Three Strategies To Reduce Construction Equipment Theft

April 4th, 2019

Construction sites present a unique challenge to security professionals around the Waverly area. Construction sites are often difficult to monitor, lack the infrastructure to set up a thorough security system, and left vacant at night. However, construction equipment is very high value. The difficulty of providing comprehensive security and the high value of equipment makes construction sites an ideal target for criminals. It’s low-risk and high-reward. Therefore, construction companies need to consider site security as part of their site planning.

Theft Without Recourse

Construction site theft is especially problematic because unlike with other high value equipment like business vehicles, there’s no IA or national database to track this equipment. Furthermore, there are smaller items such as tools and materials that also cannot be tracked, but are highly valuable. So once construction site equipment and materials are stolen, it’s nearly impossible for Waverly police to recover them.
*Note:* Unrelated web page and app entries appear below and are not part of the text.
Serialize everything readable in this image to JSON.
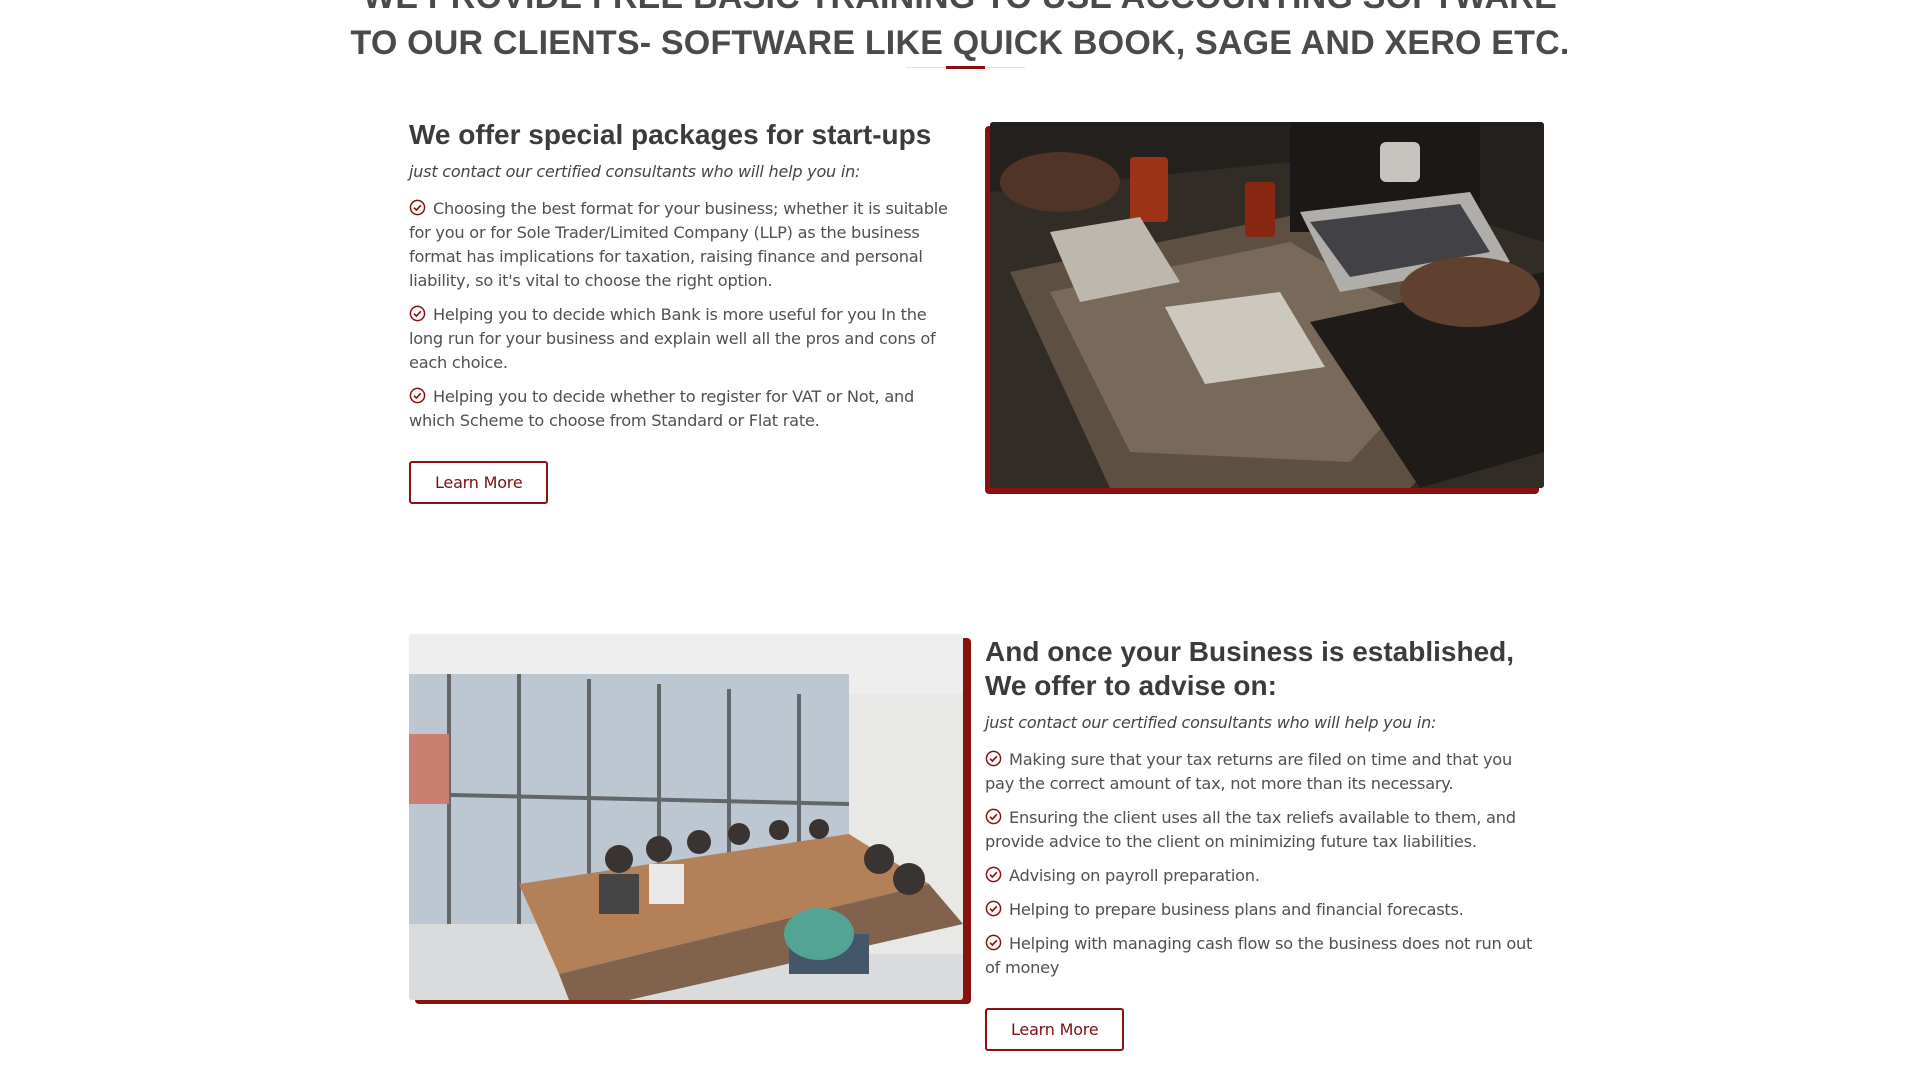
{
  "top_section": {
    "heading_line1": "WE PROVIDE FREE BASIC TRAINING TO USE ACCOUNTING SOFTWARE",
    "heading_line2": "TO OUR CLIENTS- SOFTWARE LIKE QUICK BOOK, SAGE AND XERO ETC."
  },
  "startups": {
    "title": "We offer special packages for start-ups",
    "subtitle": "just contact our certified consultants who will help you in:",
    "items": [
      "Choosing the best format for your business; whether it is suitable for you or for Sole Trader/Limited Company (LLP) as the business format has implications for taxation, raising finance and personal liability, so it's vital to choose the right option.",
      "Helping you to decide which Bank is more useful for you In the long run for your business and explain well all the pros and cons of each choice.",
      "Helping you to decide whether to register for VAT or Not, and which Scheme to choose from Standard or Flat rate."
    ],
    "button_label": "Learn More"
  },
  "established": {
    "title_line1": "And once your Business is established,",
    "title_line2": "We offer to advise on:",
    "subtitle": "just contact our certified consultants who will help you in:",
    "items": [
      "Making sure that your tax returns are filed on time and that you pay the correct amount of tax, not more than its necessary.",
      "Ensuring the client uses all the tax reliefs available to them, and provide advice to the client on minimizing future tax liabilities.",
      "Advising on payroll preparation.",
      "Helping to prepare business plans and financial forecasts.",
      "Helping with managing cash flow so the business does not run out of money"
    ],
    "button_label": "Learn More"
  },
  "icons": {
    "list_bullet": "check-circle-icon"
  },
  "colors": {
    "accent": "#8b1111",
    "heading": "#3b3b3b",
    "body_text": "#505050"
  }
}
The High Costs Of Construction Site Theft

When a construction site is robbed, the costs are not just simply the costs of the equipment and materials taken. There are also many ancillary costs. First of all, if equipment is stolen, business owners will not only have to pay to replace the equipment, they may also have to rent equipment to get the job done in time. When materials are stolen, it may delay the projects weeks for a new material order to come in which costs big in extended labor expenses and missing out on other jobs. Not to mention, all of this is damaging to a construction company’s reputation, which can cost money in lost jobs and broken contracts.

Three Strategies To Protect Your Construction Equipment

Though a comprehensive security system may be out of the question, there are still some things construction company owners can do to secure their site. These may not prevent all theft, but they can reduce your risk of theft:

  1. Store construction unattended equipment behind fencing in well-lit areas. Both temporary fencing and lighting can be erected pretty easily on a site. You just need to plan ahead for the location and materials.
  2. Use surveillance cameras to monitor the site. Nowadays, surveillance cameras do not need to be hardwired. Instead, you can use battery-powered IP cameras that can go with you to different construction sites but can be monitored from your company’s home office.
  3. Lock down and immobilize any equipment not being used. There are a lot of different anti-theft devices that can be used including wheel locks, kill switches, and even just a traditional padlock can go a long way.

Another great idea is to work with a security expert who specializes in construction site security. They will be able to advise you on the different technologies now available to help protect your equipment and materials. They will also be able to help you incorporate security features in your overall construction site plans and train your staff in helping ensure nothing gets stolen whether they are on or off the job site.